The organisers sought the support of Che’s daughter in Cuba to rubber-stamp the initiative.
There are, in fact, three routes through Che country, all retracing journeys as documented in his final tome, Bolivian Dairy.
Of the three, the northern trail that runs from Santa Cruz de la Sierra, the economic powerhouse city of southern Bolivia, via Vallegrande to La Higuera, is the most accessible.
Tour operators in Santa Cruz will arrange three to five-day itineraries by jeep, or independent travellers can catch bone-shaking local transport as far as Vallegrande, after which a 4WD will be required due to the perilous state of the roads.
Along the trail, the scenery changes rapidly from lush, tropical vegetation to a rough scrub, dotted only with cacti and the occasional roaming mule.
The route is marked by a combination of roadside panels and ceramic tiles while the Argentina artist, Rodolfo Saavedra, was commissioned to paint a selection of Che-inspired murals at key locations prior to the official launch.
Vallegrande remains the best place to overnight along the trail. Standards are basic but functional with simple B&B-style lodgings and cheap but cheerful restaurants for a hearty set lunch.
The town’s Casa de Cultura, set amongst the sun-bleached facades of colonial buildings fringing the verdant main square, is home to a striking collection of black-and-white photographs that bring to life the tumultuous events of Che’s last stand.
Across town at the Señor de Malta Hospital, the laundry outhouse where journalists snapped images of Che’s corpse is starting to resemble Jim Morrison’s grave in Paris’ Pere-Lachaise cemetery as a site of international pilgrimage.
The burgeoning graffiti collection from across the world features a mix of revolutionary slogans and emotional tributes.
La Higuera, two hours heading southwest along the trail, is dominated by an imposing stone-carved bust of Che [pictured above], erected in 1997 to mark the 30th anniversary of his death.
The schoolhouse is the Holy Grail for steady ant trail of Che pilgrims but remains virtually unchanged from the fateful day of his capture.
As the sun blisters the scrubland and the mules seek shade under towering cacti, the local Che guide unlocks the schoolhouse door for me to gaze upon snatches of revolutionary slogans daubed like blood stains across the faded walls.
I spend a few moments soaking up the silence.

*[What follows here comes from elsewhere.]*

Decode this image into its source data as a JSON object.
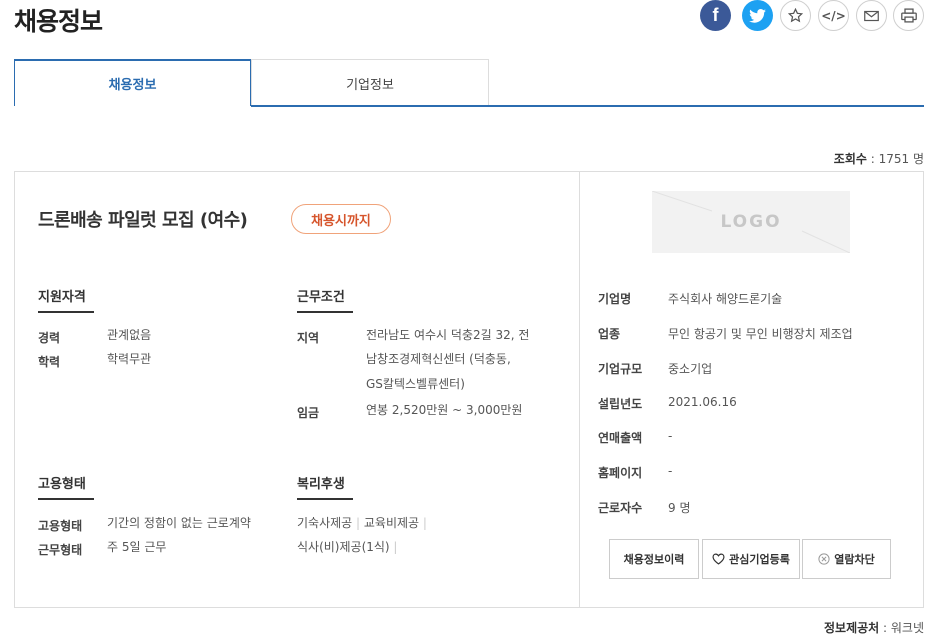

As I make to leave, one particular inscription catches my eye.
It reads: “Through this door one man walked out to eternity.”